OCLC45162137
813/.54 21
LC ClassPS3569.T3868 B5 2001

The Big U (1984) is a novel by American writer Neal Stephenson. His first published novel, it is a satire of campus life.

Plot [edit]

The story chronicles the disillusionment of a number of young intellectuals as they encounter the realities of the higher education establishment parodied in the story. Over time their lives and sanity disintegrate in different ways through a series of escalating events that culminates with a full-scale civil war raging on the campus of American Megaversity.

Told in first person from the perspective of Bud, a lecturer in Remote Sensing who is new to the university, the book attacks and makes fun of just about every conceivable group at university, though its portraits of the nerds/computer scientists/role players tend to be more detailed than those of other factions.

The events take place at a fictitious big university consisting of a single building (a central complex whose eight towers costudent housing), making the university an enclosed universe of its own. Stephenson uses this fact to take what starts as a mostly realistic satire and move it further and further into the realm of improbability, with giant radioactive rats, hordes of bats and a lab-made railgun.

The book was written while Stephenson attended Boston University. The fictional campus' design is based on a BU dormitory, Warren Towers.[citation needed] Located at 700 Commonwealth Avenue in Boston, Massachusetts, it is one of the largest dorms in the US. The character of President Septimius Severus Krupp shares a number of similarities with then–BU President John Silber, although his name -- like those of his predecessors as president of the big U -- is taken from one of the Roman Emperors from Commodus to Septimius Severus. The neon Big Wheel sign plays a part reminiscent of the Boston Citgo sign just east of the BU campus in Kenmore Square.

Literary significance and criticism[edit]

Stephenson has said he is not proud of this book.[1] When Stephenson's Snow Crash was published in 1992, the book that became a best-seller and vaulted him to fame, The Big U was out of print and Stephenson was content to leave it that way.
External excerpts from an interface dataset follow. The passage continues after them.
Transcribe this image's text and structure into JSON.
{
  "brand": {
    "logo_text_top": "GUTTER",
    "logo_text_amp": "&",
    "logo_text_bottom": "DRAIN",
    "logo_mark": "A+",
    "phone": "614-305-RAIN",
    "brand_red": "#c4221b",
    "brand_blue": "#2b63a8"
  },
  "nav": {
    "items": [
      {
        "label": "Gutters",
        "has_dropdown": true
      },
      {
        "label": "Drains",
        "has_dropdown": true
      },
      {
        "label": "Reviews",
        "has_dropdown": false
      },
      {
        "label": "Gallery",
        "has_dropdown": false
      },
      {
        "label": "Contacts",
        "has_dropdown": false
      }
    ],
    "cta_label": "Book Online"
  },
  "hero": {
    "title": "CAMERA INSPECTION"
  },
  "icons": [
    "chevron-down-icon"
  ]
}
When original editions began selling on eBay for hundreds of dollars, he relented and allowed The Big U to be republished, saying that the only thing worse than people reading the book was paying that much to read it.

Connections to Stephenson's later work[edit]

  • Julian Jaynes' theory of the bicameral mind used by Stephenson in this novel to explain the behaviour of some of the cult-like student groups is an important part of the plot of Snow Crash.
  • The idea of institutions of learning also serving as repositories of nuclear waste reappears in Anathem.

See also[edit]

References[edit]

  1. ^ Neal Stephenson states that "The Big U is what it is: a first novel written in a hurry by a young man a long time ago." Author website Archived 2011-05-20 at the Wayback Machine.

Sources[edit]